St John Ambulance volunteer teams will respond to 999 calls as part of NHS deal
Steve Barclay, the health secretary, held meetings with ambulance chiefs and health officials and sought to monitor live data, fearing pressures this summer could be worse than some winters.
The four-year contract, which starts this week, formalizes the role of the charity, which has already supported the NHS during the heat wave and the Covid pandemic.
The £30million deal will see St John Ambulance provide more than 400 12-hour shifts to England’s 10 NHS ambulance trusts each month. The charity, founded in 1877, provides first aid cover at 22,000 events each year.
NHS chiefs have said the first-ever auxiliary ambulance service has been launched to “boost capacity ahead of what is expected to be another difficult winter”.
Professor Sir Stephen Powis, national medical director of NHS England, said ambulances were under “significant pressure”, with a record 999 calls in June.
He said: ‘The new Ambulance Auxiliary Service helps to strengthen the vital role that St John Ambulance has played since the health service was established and will complement existing services, with the support of around 800 ambulance crew. emergency and 250 ambulances.
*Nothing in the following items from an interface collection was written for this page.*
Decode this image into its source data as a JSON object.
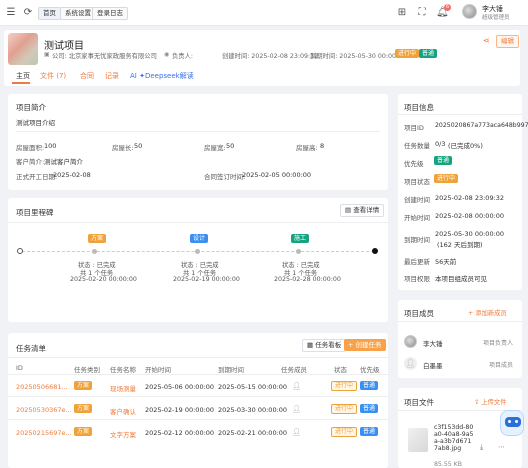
{
  "topbar": {
    "tabs": [
      "首页",
      "系统设置",
      "登录日志"
    ],
    "notification_count": "6",
    "user_name": "李大锤",
    "user_role": "超级管理员"
  },
  "project": {
    "name": "测试项目",
    "company": "公司: 北京家事无忧家政服务有限公司",
    "owner": "负责人:",
    "created": "创建时间: 2025-02-08 23:09:32",
    "due": "到期时间: 2025-05-30 00:00:00",
    "status": "进行中",
    "priority": "普通",
    "edit_label": "编辑"
  },
  "tabs": [
    "主页",
    "文件 (7)",
    "合同",
    "记录",
    "AI ✦Deepseek解读"
  ],
  "intro": {
    "title": "项目简介",
    "text": "测试项目介绍",
    "area_label": "房屋面积:",
    "area_value": "100",
    "length_label": "房屋长:",
    "length_value": "50",
    "width_label": "房屋宽:",
    "width_value": "50",
    "height_label": "房屋高:",
    "height_value": "8",
    "customer_label": "客户简介:",
    "customer_value": "测试客户简介",
    "start_label": "正式开工日期:",
    "start_value": "2025-02-08",
    "contract_label": "合同签订时间:",
    "contract_value": "2025-02-05 00:00:00"
  },
  "milestones": {
    "title": "项目里程碑",
    "view_button": "查看详情",
    "items": [
      {
        "tag": "方案",
        "status": "状态 : 已完成",
        "count": "共 1 个任务",
        "date": "2025-02-20 00:00:00"
      },
      {
        "tag": "设计",
        "status": "状态 : 已完成",
        "count": "共 1 个任务",
        "date": "2025-02-19 00:00:00"
      },
      {
        "tag": "施工",
        "status": "状态 : 已完成",
        "count": "共 1 个任务",
        "date": "2025-02-28 00:00:00"
      }
    ]
  },
  "tasks": {
    "title": "任务清单",
    "kanban_button": "任务看板",
    "create_button": "+ 创建任务",
    "headers": [
      "ID",
      "任务类别",
      "任务名称",
      "开始时间",
      "到期时间",
      "任务成员",
      "状态",
      "优先级"
    ],
    "rows": [
      {
        "id": "20250506681...",
        "category": "方案",
        "name": "现场测量",
        "start": "2025-05-06 00:00:00",
        "end": "2025-05-15 00:00:00",
        "status": "进行中",
        "priority": "普通"
      },
      {
        "id": "20250530367e...",
        "category": "方案",
        "name": "客户确认",
        "start": "2025-02-19 00:00:00",
        "end": "2025-03-30 00:00:00",
        "status": "进行中",
        "priority": "普通"
      },
      {
        "id": "20250215697e...",
        "category": "方案",
        "name": "文字方案",
        "start": "2025-02-12 00:00:00",
        "end": "2025-02-21 00:00:00",
        "status": "进行中",
        "priority": "普通"
      }
    ]
  },
  "info": {
    "title": "项目信息",
    "rows": [
      {
        "label": "项目ID",
        "value": "2025020867a773aca648b997"
      },
      {
        "label": "任务数量",
        "value": "0/3",
        "extra": "(已完成0%)"
      },
      {
        "label": "优先级",
        "value": "普通"
      },
      {
        "label": "项目状态",
        "value": "进行中"
      },
      {
        "label": "创建时间",
        "value": "2025-02-08 23:09:32"
      },
      {
        "label": "开始时间",
        "value": "2025-02-08 00:00:00"
      },
      {
        "label": "到期时间",
        "value": "2025-05-30 00:00:00",
        "extra": "(162 天后到期)"
      },
      {
        "label": "最后更新",
        "value": "56天前"
      },
      {
        "label": "项目权限",
        "value": "本项目组成员可见"
      }
    ]
  },
  "members": {
    "title": "项目成员",
    "add_button": "+ 添加新成员",
    "list": [
      {
        "name": "李大锤",
        "role": "项目负责人"
      },
      {
        "name": "白墨墨",
        "role": "项目成员"
      }
    ]
  },
  "files": {
    "title": "项目文件",
    "upload_button": "上传文件",
    "file_name": "c3f153dd-80a0-40a8-9a5a-a3b7d6717ab8.jpg",
    "file_size": "85.55 KB"
  }
}
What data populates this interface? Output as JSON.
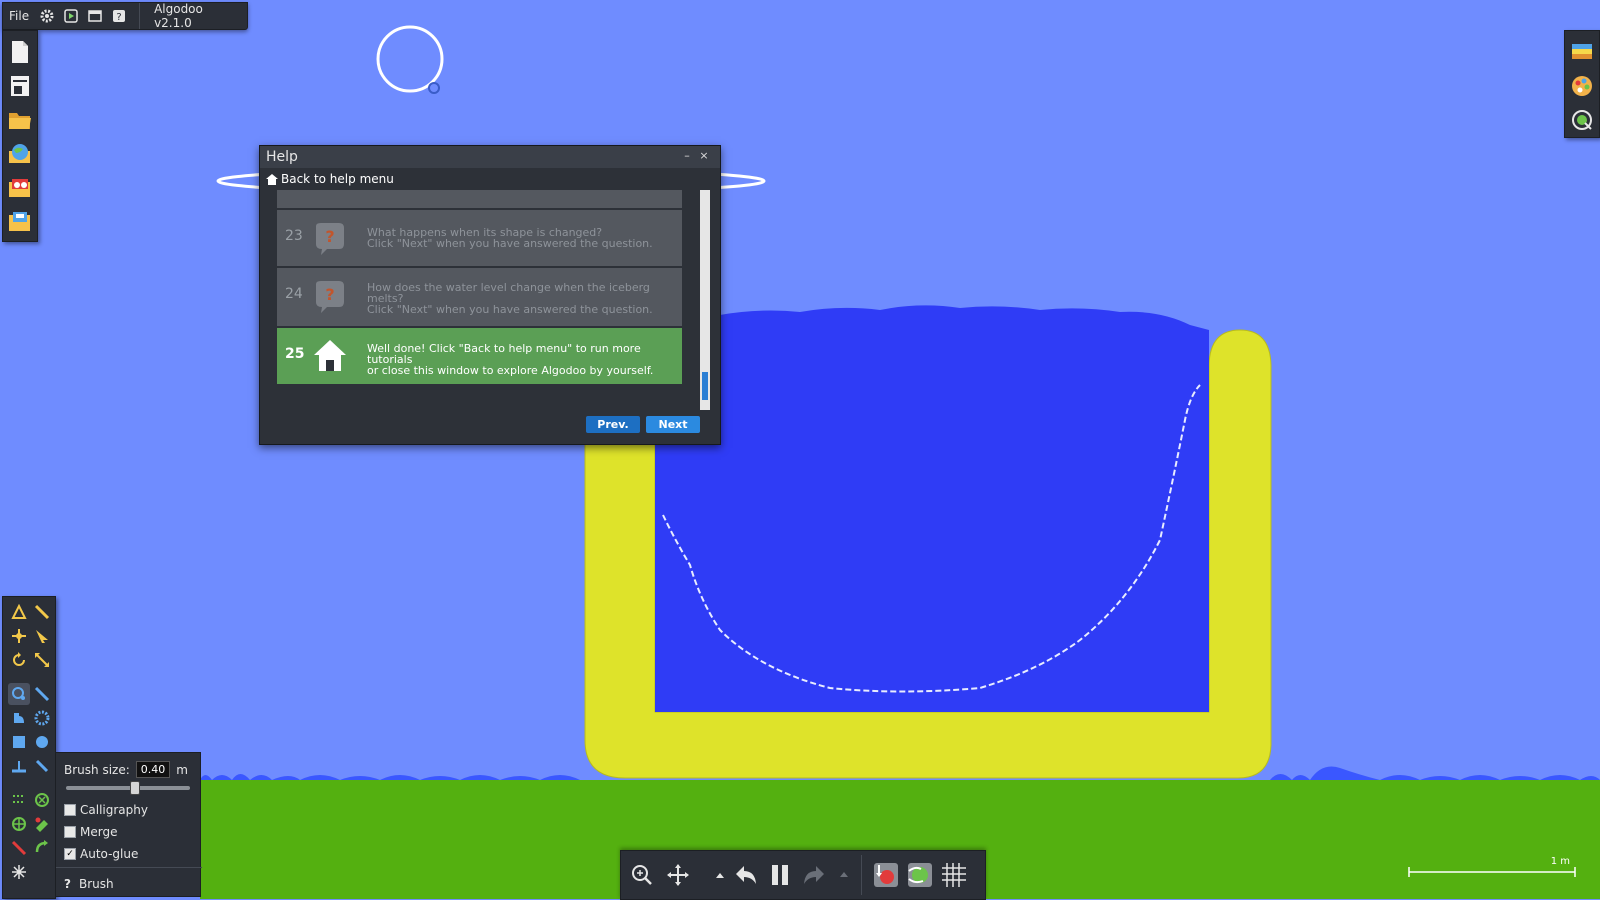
{
  "menu": {
    "file_label": "File",
    "app_name": "Algodoo v2.1.0",
    "icons": [
      "gear-icon",
      "play-scene-icon",
      "window-icon",
      "help-icon"
    ]
  },
  "left_toolbar": {
    "icons": [
      "new-scene-icon",
      "printer-icon",
      "open-folder-icon",
      "globe-icon",
      "scene-library-icon",
      "save-folder-icon"
    ]
  },
  "right_toolbar": {
    "icons": [
      "background-icon",
      "palette-icon",
      "zoom-fit-icon"
    ]
  },
  "tools": {
    "icons": [
      "sketch-tool-icon",
      "cut-tool-icon",
      "move-tool-icon",
      "drag-tool-icon",
      "rotate-tool-icon",
      "scale-tool-icon",
      "brush-tool-icon",
      "knife-tool-icon",
      "fixate-tool-icon",
      "gear-tool-icon",
      "box-tool-icon",
      "circle-tool-icon",
      "plane-tool-icon",
      "spring-tool-icon",
      "chain-tool-icon",
      "hinge-tool-icon",
      "axle-tool-icon",
      "thruster-tool-icon",
      "laser-tool-icon",
      "tracer-tool-icon",
      "fluid-tool-icon"
    ]
  },
  "brush_options": {
    "size_label": "Brush size:",
    "size_value": "0.40",
    "size_unit": "m",
    "slider_level": 0.55,
    "calligraphy_label": "Calligraphy",
    "calligraphy_checked": false,
    "merge_label": "Merge",
    "merge_checked": false,
    "autoglue_label": "Auto-glue",
    "autoglue_checked": true,
    "tool_label": "Brush",
    "help_glyph": "?"
  },
  "help_window": {
    "title": "Help",
    "minimize_glyph": "–",
    "close_glyph": "×",
    "back_label": "Back to help menu",
    "steps": [
      {
        "num": "23",
        "text_line1": "What happens when its shape is changed?",
        "text_line2": "Click \"Next\" when you have answered the question.",
        "text_line3": ""
      },
      {
        "num": "24",
        "text_line1": "How does the water level change when the iceberg",
        "text_line2": "melts?",
        "text_line3": "Click \"Next\" when you have answered the question."
      },
      {
        "num": "25",
        "text_line1": "Well done! Click \"Back to help menu\" to run more tutorials",
        "text_line2": "or close this window to explore Algodoo by yourself.",
        "text_line3": ""
      }
    ],
    "prev_label": "Prev.",
    "next_label": "Next"
  },
  "bottom_toolbar": {
    "icons": [
      "zoom-icon",
      "pan-icon",
      "up-arrow-icon",
      "undo-icon",
      "pause-icon",
      "redo-icon",
      "down-arrow-icon",
      "gravity-icon",
      "air-icon",
      "grid-icon"
    ]
  },
  "scale": {
    "label": "1 m"
  },
  "colors": {
    "sky": "#6f8cff",
    "ground": "#54b010",
    "water": "#2f3cf6",
    "container": "#dee32a",
    "panel": "#2b2f37",
    "accent": "#2b8ae0"
  }
}
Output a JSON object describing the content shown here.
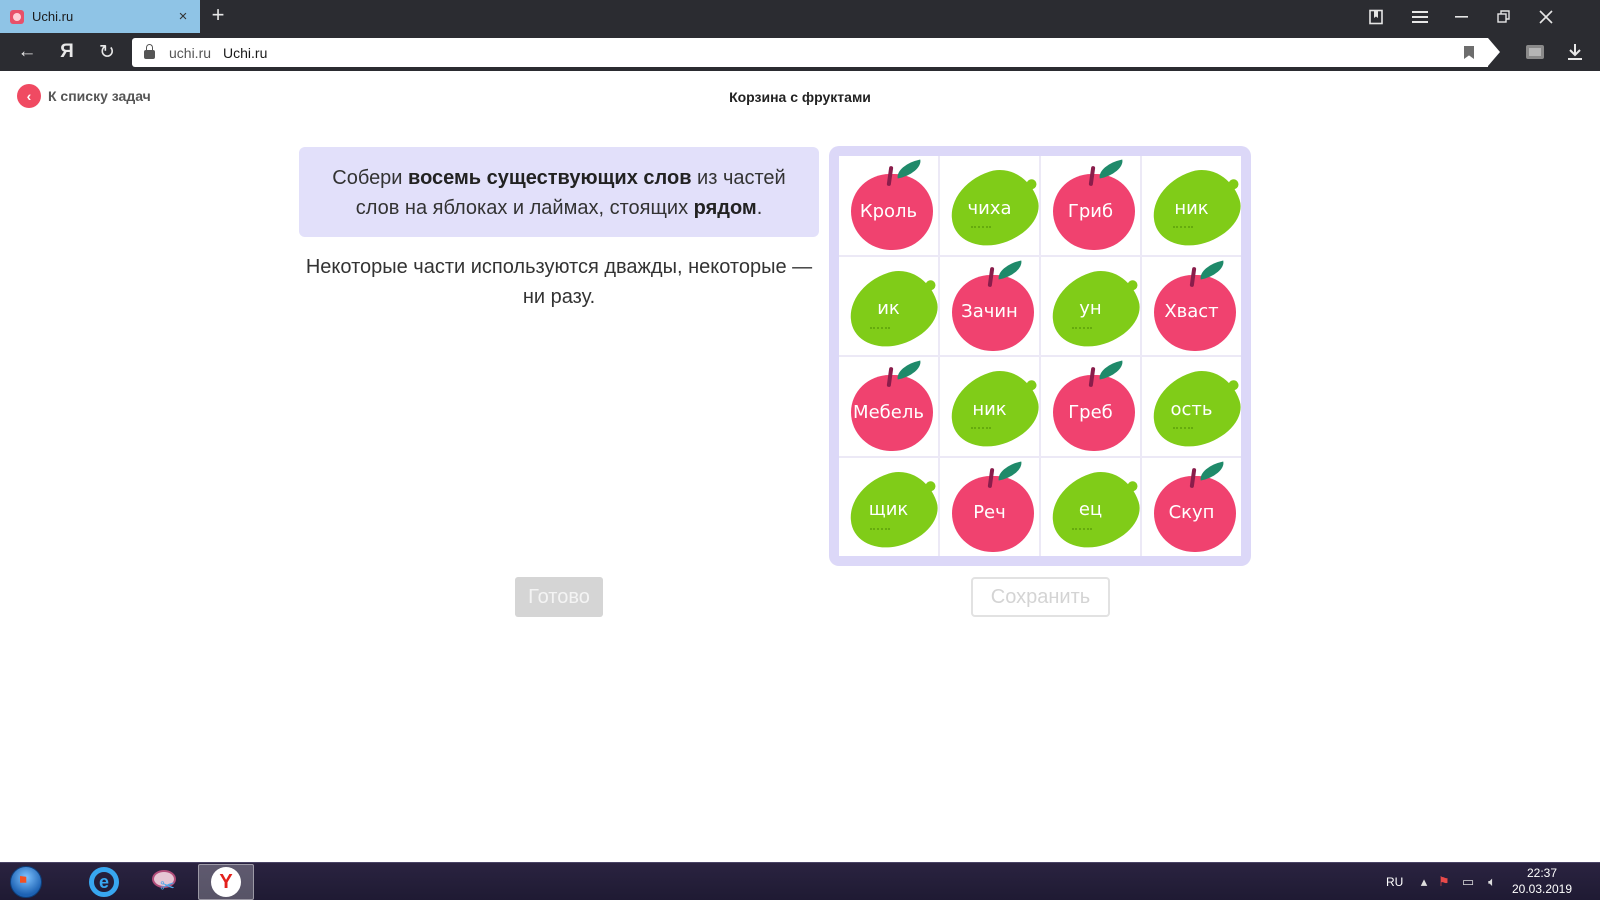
{
  "browser": {
    "tab_title": "Uchi.ru",
    "tab_close": "×",
    "new_tab": "+",
    "address_domain": "uchi.ru",
    "address_title": "Uchi.ru",
    "back_glyph": "←",
    "yandex_glyph": "Я",
    "reload_glyph": "↻",
    "download_glyph": "⭳"
  },
  "page": {
    "back_link": "К списку задач",
    "title": "Корзина с фруктами",
    "task_text_1": "Собери ",
    "task_bold_1": "восемь существующих слов",
    "task_text_2": " из частей слов на яблоках и лаймах, стоящих ",
    "task_bold_2": "рядом",
    "task_text_3": ".",
    "hint": "Некоторые части используются дважды, некоторые — ни разу.",
    "done_button": "Готово",
    "save_button": "Сохранить"
  },
  "grid": [
    [
      {
        "text": "Кроль",
        "fruit": "apple"
      },
      {
        "text": "чиха",
        "fruit": "lime"
      },
      {
        "text": "Гриб",
        "fruit": "apple"
      },
      {
        "text": "ник",
        "fruit": "lime"
      }
    ],
    [
      {
        "text": "ик",
        "fruit": "lime"
      },
      {
        "text": "Зачин",
        "fruit": "apple"
      },
      {
        "text": "ун",
        "fruit": "lime"
      },
      {
        "text": "Хваст",
        "fruit": "apple"
      }
    ],
    [
      {
        "text": "Мебель",
        "fruit": "apple"
      },
      {
        "text": "ник",
        "fruit": "lime"
      },
      {
        "text": "Греб",
        "fruit": "apple"
      },
      {
        "text": "ость",
        "fruit": "lime"
      }
    ],
    [
      {
        "text": "щик",
        "fruit": "lime"
      },
      {
        "text": "Реч",
        "fruit": "apple"
      },
      {
        "text": "ец",
        "fruit": "lime"
      },
      {
        "text": "Скуп",
        "fruit": "apple"
      }
    ]
  ],
  "colors": {
    "apple": "#f0426f",
    "lime": "#80cc18",
    "task_box": "#e2e0fa",
    "board": "#dcd8f8",
    "accent": "#f04a62"
  },
  "taskbar": {
    "language": "RU",
    "time": "22:37",
    "date": "20.03.2019",
    "apps": [
      "internet-explorer-icon",
      "snipping-tool-icon",
      "yandex-browser-icon"
    ]
  }
}
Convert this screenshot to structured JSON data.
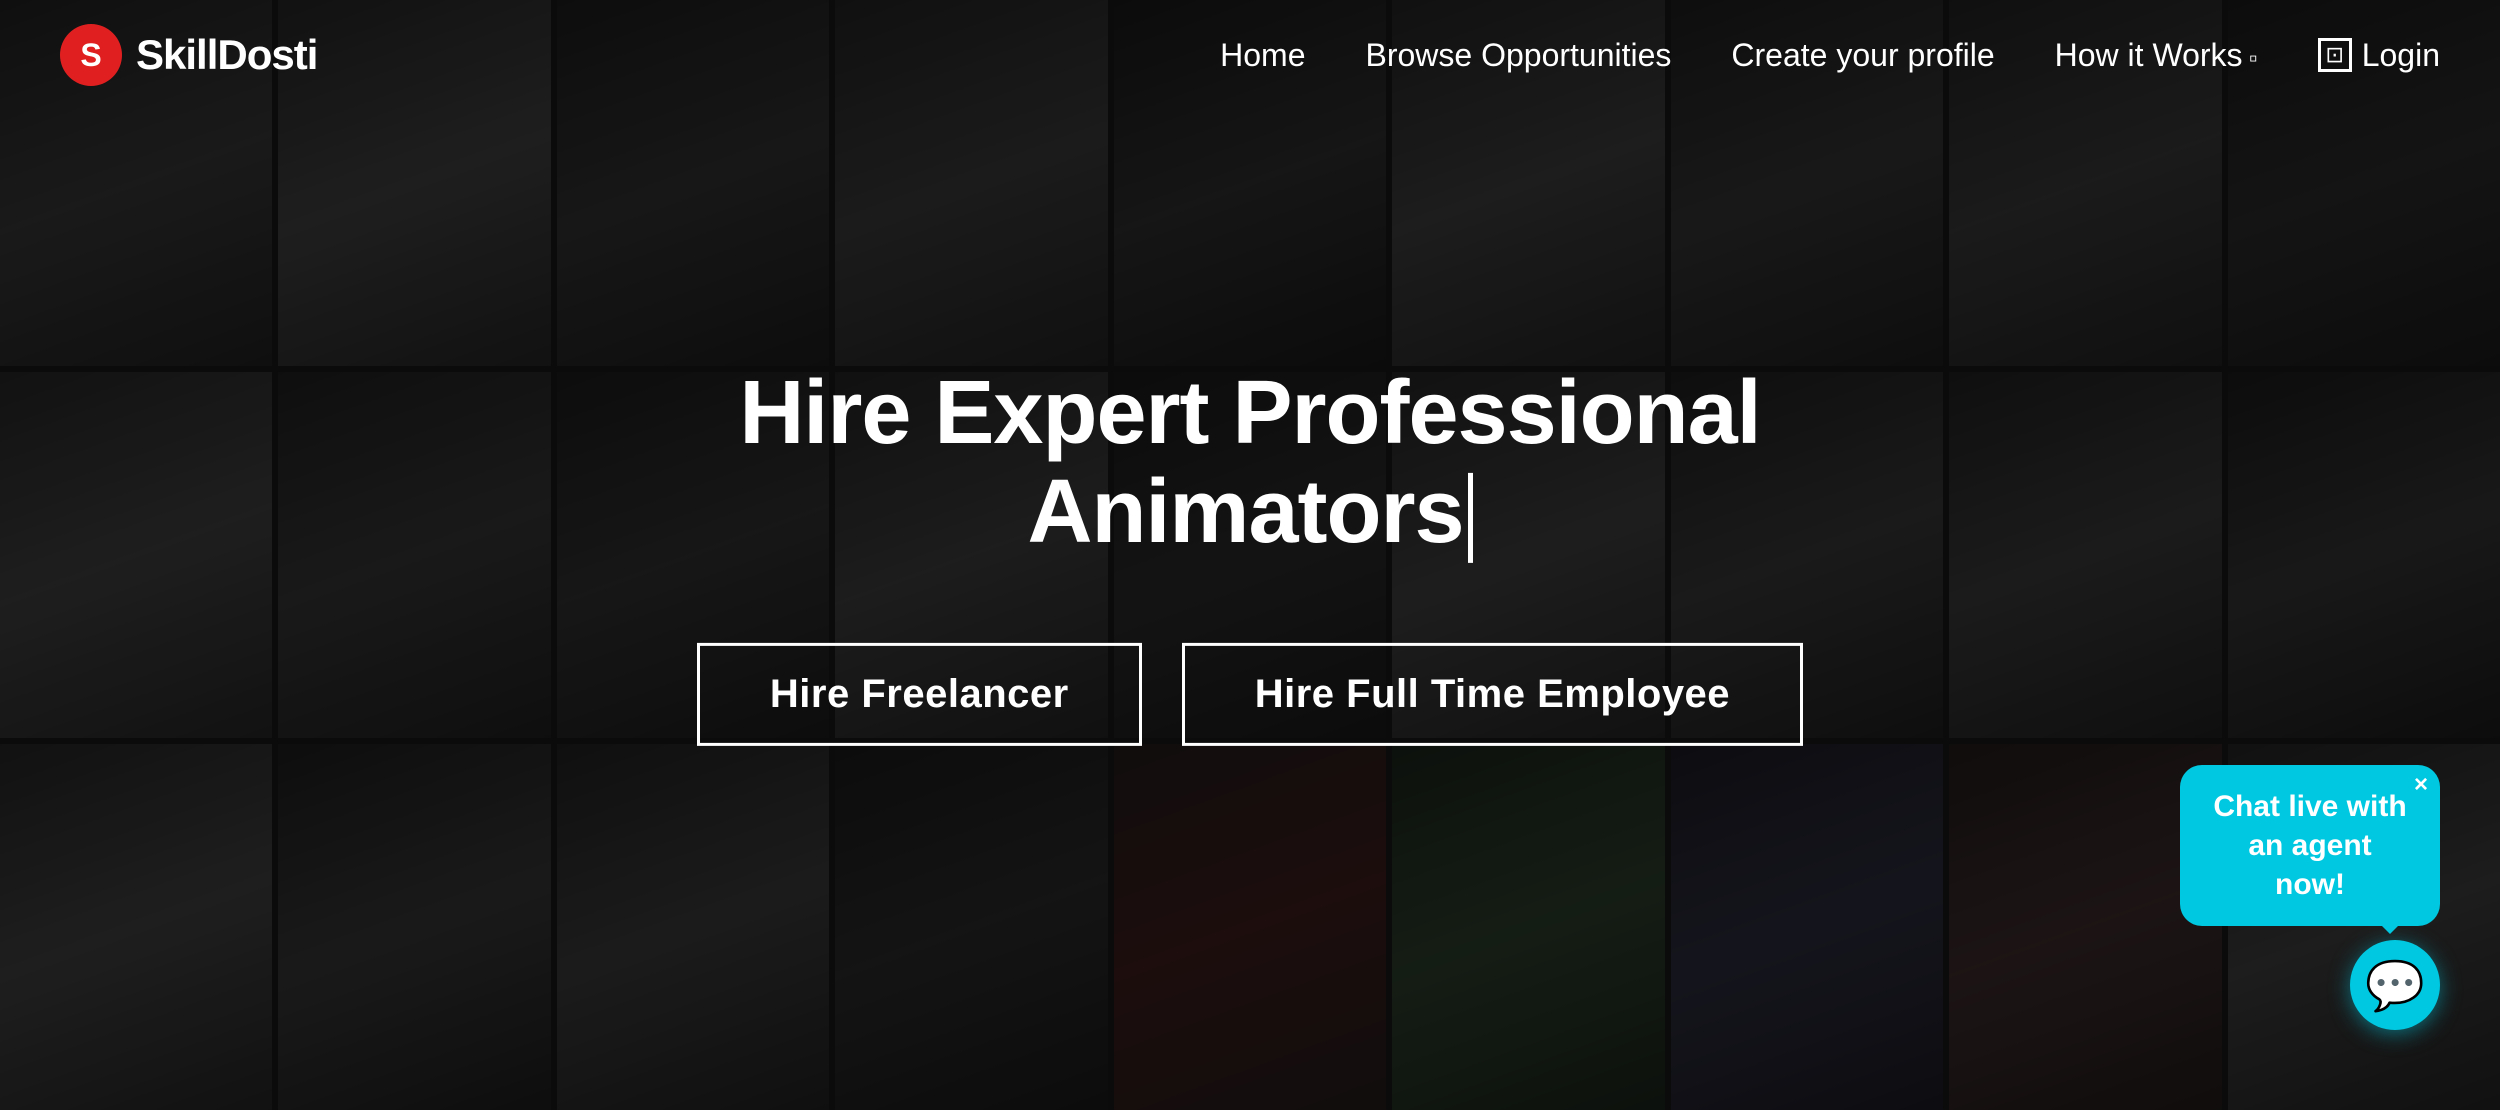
{
  "brand": {
    "icon": "S",
    "name": "SkillDosti"
  },
  "navbar": {
    "home_label": "Home",
    "browse_label": "Browse Opportunities",
    "profile_label": "Create your profile",
    "how_label": "How it Works",
    "login_label": "Login"
  },
  "hero": {
    "title": "Hire Expert Professional Animators",
    "cursor_char": "|",
    "btn_freelancer": "Hire Freelancer",
    "btn_fulltime": "Hire Full Time Employee"
  },
  "chat": {
    "bubble_text": "Chat live with an agent now!",
    "close_char": "×"
  },
  "bg_cells_count": 27
}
“This new deal with one of our oldest partners is a welcome addition as the NHS is doing all it can to increase capacity ahead of what is shaping up to be another tough winter.”